By means of introduction, The Nation explains.
America’s twenty-first-century wars have been coming home in another way as well: in the increasingly worshipful attitudes of so many Americans (especially those in the seats of power in Washington, D.C.) toward the Pentagon and the U.S. military, as vividly described today by retired Air Force lieutenant colonel, historian, and TomDispatch regular William Astore.
Astore’s list of “what we believe” is chilling, and sadly correct.
In Wars and Weapons We Trust: America’s Militarized Profession of Faith, by William J. Astore (Tom Dispatch)
When I was a teenager in the 1970s, I looked to the heavens: to God and Christianity (as arbitrated by the Catholic Church) and to the soaring warbirds of the U.S. military, which I believed kept us safe. To my mind then, they were classic manifestations of American technological superiority over the godless Communists.

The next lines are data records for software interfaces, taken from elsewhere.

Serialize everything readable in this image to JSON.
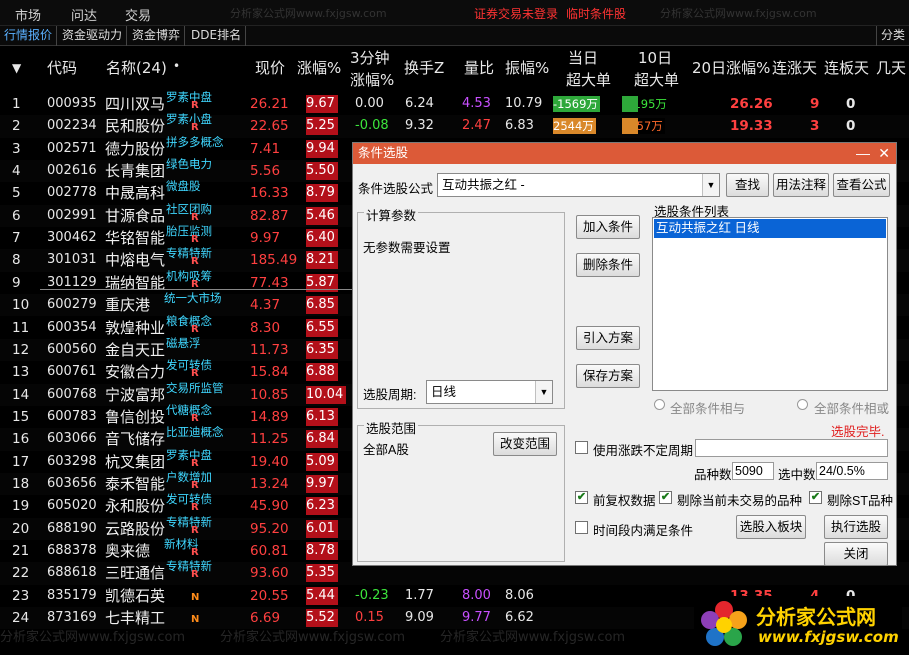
{
  "menu": {
    "items": [
      "市场",
      "问达",
      "交易"
    ],
    "status": "证券交易未登录",
    "status2": "临时条件股",
    "watermark": "分析家公式网www.fxjgsw.com"
  },
  "tabs": [
    "行情报价",
    "资金驱动力",
    "资金博弈",
    "DDE排名"
  ],
  "tab_right": "分类",
  "headers": {
    "code": "代码",
    "name": "名称(24)",
    "price": "现价",
    "chg": "涨幅%",
    "chg3_a": "3分钟",
    "chg3_b": "涨幅%",
    "turnover": "换手Z",
    "vr": "量比",
    "amp": "振幅%",
    "big1_a": "当日",
    "big1_b": "超大单",
    "big10_a": "10日",
    "big10_b": "超大单",
    "chg20": "20日涨幅%",
    "updays": "连涨天",
    "limitdays": "连板天",
    "jitian": "几天"
  },
  "rows": [
    {
      "no": "1",
      "code": "000935",
      "name": "四川双马",
      "tag": "罗素中盘",
      "badge": "R",
      "price": "26.21",
      "chg": "9.67",
      "chg3": "0.00",
      "chg3c": "white",
      "to": "6.24",
      "vr": "4.53",
      "vrc": "purple",
      "amp": "10.79",
      "big1": "-1569万",
      "big1t": "neg",
      "big10": "-1195万",
      "big10t": "neg",
      "chg20": "26.26",
      "up": "9",
      "lim": "0"
    },
    {
      "no": "2",
      "code": "002234",
      "name": "民和股份",
      "tag": "罗素小盘",
      "badge": "R",
      "price": "22.65",
      "chg": "5.25",
      "chg3": "-0.08",
      "chg3c": "green",
      "to": "9.32",
      "vr": "2.47",
      "vrc": "red",
      "amp": "6.83",
      "big1": "2544万",
      "big1t": "pos",
      "big10": "3557万",
      "big10t": "pos",
      "chg20": "19.33",
      "up": "3",
      "lim": "0"
    },
    {
      "no": "3",
      "code": "002571",
      "name": "德力股份",
      "tag": "拼多多概念",
      "badge": "",
      "price": "7.41",
      "chg": "9.94"
    },
    {
      "no": "4",
      "code": "002616",
      "name": "长青集团",
      "tag": "绿色电力",
      "badge": "",
      "price": "5.56",
      "chg": "5.50"
    },
    {
      "no": "5",
      "code": "002778",
      "name": "中晟高科",
      "tag": "微盘股",
      "badge": "",
      "price": "16.33",
      "chg": "8.79"
    },
    {
      "no": "6",
      "code": "002991",
      "name": "甘源食品",
      "tag": "社区团购",
      "badge": "R",
      "price": "82.87",
      "chg": "5.46"
    },
    {
      "no": "7",
      "code": "300462",
      "name": "华铭智能",
      "tag": "胎压监测",
      "badge": "R",
      "price": "9.97",
      "chg": "6.40"
    },
    {
      "no": "8",
      "code": "301031",
      "name": "中熔电气",
      "tag": "专精特新",
      "badge": "R",
      "price": "185.49",
      "chg": "8.21"
    },
    {
      "no": "9",
      "code": "301129",
      "name": "瑞纳智能",
      "tag": "机构吸筹",
      "badge": "R",
      "price": "77.43",
      "chg": "5.87"
    },
    {
      "no": "10",
      "code": "600279",
      "name": "重庆港",
      "tag": "统一大市场",
      "badge": "",
      "price": "4.37",
      "chg": "6.85"
    },
    {
      "no": "11",
      "code": "600354",
      "name": "敦煌种业",
      "tag": "粮食概念",
      "badge": "R",
      "price": "8.30",
      "chg": "6.55"
    },
    {
      "no": "12",
      "code": "600560",
      "name": "金自天正",
      "tag": "磁悬浮",
      "badge": "",
      "price": "11.73",
      "chg": "6.35"
    },
    {
      "no": "13",
      "code": "600761",
      "name": "安徽合力",
      "tag": "发可转债",
      "badge": "R",
      "price": "15.84",
      "chg": "6.88"
    },
    {
      "no": "14",
      "code": "600768",
      "name": "宁波富邦",
      "tag": "交易所监管",
      "badge": "",
      "price": "10.85",
      "chg": "10.04"
    },
    {
      "no": "15",
      "code": "600783",
      "name": "鲁信创投",
      "tag": "代糖概念",
      "badge": "R",
      "price": "14.89",
      "chg": "6.13"
    },
    {
      "no": "16",
      "code": "603066",
      "name": "音飞储存",
      "tag": "比亚迪概念",
      "badge": "",
      "price": "11.25",
      "chg": "6.84"
    },
    {
      "no": "17",
      "code": "603298",
      "name": "杭叉集团",
      "tag": "罗素中盘",
      "badge": "R",
      "price": "19.40",
      "chg": "5.09"
    },
    {
      "no": "18",
      "code": "603656",
      "name": "泰禾智能",
      "tag": "户数增加",
      "badge": "R",
      "price": "13.24",
      "chg": "9.97"
    },
    {
      "no": "19",
      "code": "605020",
      "name": "永和股份",
      "tag": "发可转债",
      "badge": "R",
      "price": "45.90",
      "chg": "6.23"
    },
    {
      "no": "20",
      "code": "688190",
      "name": "云路股份",
      "tag": "专精特新",
      "badge": "R",
      "price": "95.20",
      "chg": "6.01"
    },
    {
      "no": "21",
      "code": "688378",
      "name": "奥来德",
      "tag": "新材料",
      "badge": "R",
      "price": "60.81",
      "chg": "8.78"
    },
    {
      "no": "22",
      "code": "688618",
      "name": "三旺通信",
      "tag": "专精特新",
      "badge": "R",
      "price": "93.60",
      "chg": "5.35"
    },
    {
      "no": "23",
      "code": "835179",
      "name": "凯德石英",
      "tag": "",
      "badge": "N",
      "price": "20.55",
      "chg": "5.44",
      "chg3": "-0.23",
      "chg3c": "green",
      "to": "1.77",
      "vr": "8.00",
      "vrc": "purple",
      "amp": "8.06",
      "chg20": "13.35",
      "up": "4",
      "lim": "0"
    },
    {
      "no": "24",
      "code": "873169",
      "name": "七丰精工",
      "tag": "",
      "badge": "N",
      "price": "6.69",
      "chg": "5.52",
      "chg3": "0.15",
      "chg3c": "red",
      "to": "9.09",
      "vr": "9.77",
      "vrc": "purple",
      "amp": "6.62"
    }
  ],
  "dialog": {
    "title": "条件选股",
    "formula_label": "条件选股公式",
    "formula_value": "互动共振之红 -",
    "btn_find": "查找",
    "btn_usage": "用法注释",
    "btn_view": "查看公式",
    "calc_params": "计算参数",
    "no_params": "无参数需要设置",
    "btn_add": "加入条件",
    "btn_delete": "删除条件",
    "btn_import": "引入方案",
    "btn_save": "保存方案",
    "list_title": "选股条件列表",
    "list_items": [
      "互动共振之红  日线"
    ],
    "period_label": "选股周期:",
    "period_value": "日线",
    "radio_and": "全部条件相与",
    "radio_or": "全部条件相或",
    "done": "选股完毕.",
    "range_title": "选股范围",
    "range_value": "全部A股",
    "btn_range": "改变范围",
    "chk_irregular": "使用涨跌不定周期",
    "stock_count_label": "品种数",
    "stock_count": "5090",
    "selected_label": "选中数",
    "selected": "24/0.5%",
    "chk_fq": "前复权数据",
    "chk_exclude_notrade": "剔除当前未交易的品种",
    "chk_exclude_st": "剔除ST品种",
    "chk_period": "时间段内满足条件",
    "btn_to_block": "选股入板块",
    "btn_run": "执行选股",
    "btn_close": "关闭"
  },
  "logo": {
    "cn": "分析家公式网",
    "url": "www.fxjgsw.com"
  },
  "colors": {
    "up_box": "#b3101a",
    "down_box": "#0a6d10",
    "tag": "#3fd7ff",
    "title_bar": "#dc5a38"
  }
}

With all its scandals, especially when it came to priestly sexual abuse, I lost my faith in the Catholic Church. Indeed, I would later learn that there had been a predatory priest in my own parish when I was young, a grim man who made me uneasy at the time, though back then I couldn’t have told you why. As for those warbirds, like so many Americans, I thrilled to their roar at air shows, but never gave any real thought to the bombs they were dropping in Vietnam and elsewhere, to the lives they were ending, to the destruction they were causing. Nor, at that age, did I ever consider their enormous cost in dollars or just how much Americans collectively sacrificed to have “top cover,” whether of the warplane or godly kind.

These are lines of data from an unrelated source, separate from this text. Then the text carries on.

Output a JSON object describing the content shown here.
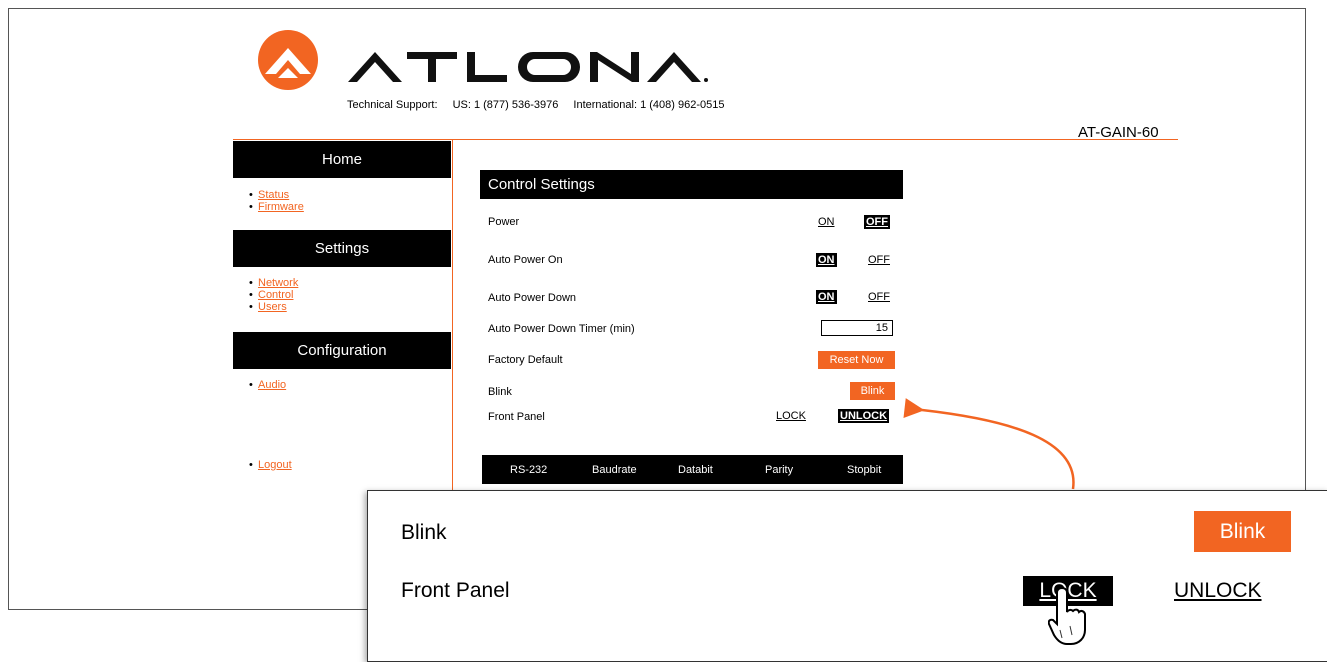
{
  "brand": {
    "name": "ATLONA",
    "accent": "#f26522"
  },
  "support": {
    "label": "Technical Support:",
    "us": "US: 1 (877) 536-3976",
    "intl": "International: 1 (408) 962-0515"
  },
  "model": "AT-GAIN-60",
  "nav": {
    "home": {
      "title": "Home",
      "items": [
        "Status",
        "Firmware"
      ]
    },
    "settings": {
      "title": "Settings",
      "items": [
        "Network",
        "Control",
        "Users"
      ]
    },
    "configuration": {
      "title": "Configuration",
      "items": [
        "Audio"
      ]
    },
    "logout": "Logout"
  },
  "control": {
    "title": "Control Settings",
    "power": {
      "label": "Power",
      "on": "ON",
      "off": "OFF",
      "selected": "OFF"
    },
    "auto_power_on": {
      "label": "Auto Power On",
      "on": "ON",
      "off": "OFF",
      "selected": "ON"
    },
    "auto_power_down": {
      "label": "Auto Power Down",
      "on": "ON",
      "off": "OFF",
      "selected": "ON"
    },
    "timer": {
      "label": "Auto Power Down Timer (min)",
      "value": "15"
    },
    "factory_default": {
      "label": "Factory Default",
      "button": "Reset Now"
    },
    "blink": {
      "label": "Blink",
      "button": "Blink"
    },
    "front_panel": {
      "label": "Front Panel",
      "lock": "LOCK",
      "unlock": "UNLOCK",
      "selected": "UNLOCK"
    }
  },
  "rs232": {
    "headers": [
      "RS-232",
      "Baudrate",
      "Databit",
      "Parity",
      "Stopbit"
    ]
  },
  "zoom": {
    "blink_label": "Blink",
    "blink_button": "Blink",
    "front_panel_label": "Front Panel",
    "lock": "LOCK",
    "unlock": "UNLOCK",
    "selected": "LOCK"
  }
}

There were good and devoted priests in my Catholic diocese. There were good and devoted public servants in the U.S. military. Admittedly, I never seriously considered the priesthood, but I did sign up for the Air Force, surprising myself by serving in it for 20 years. Still, both institutions were then, and remain, deeply flawed. Both seek, in a phrase the Air Force has long used, “global reach, global power.” Both remain hierarchies that regularly promote true believers to positions of authority. Both demand ultimate obedience. Both sweep their sins under the rug. Neither can pass an audit. Both are characterized by secrecy. Both seem remarkably immune to serious efforts at reform. And both, above all, know how to preserve their own power, even as they posture and proselytize about serving a higher one.
However, let me not focus here on the one “holy catholic and apostolic church,” words taken from the “profession of faith” I recited during Mass each week in my youth. I’d prefer to focus instead on that other American holy church, the U.S. military, with all its wars and weapons, its worshipers and wingmen, together with its vision of global dominance that just happens to include end-of-world scenarios as apocalyptic as those of any imaginable church of true believers. I’m referring, of course, to our country’s staggeringly large arsenal of weapons of mass destruction, just now being updated — the term seems to be “modernized” — to the tune of something like $1.7 trillion over the decades to come …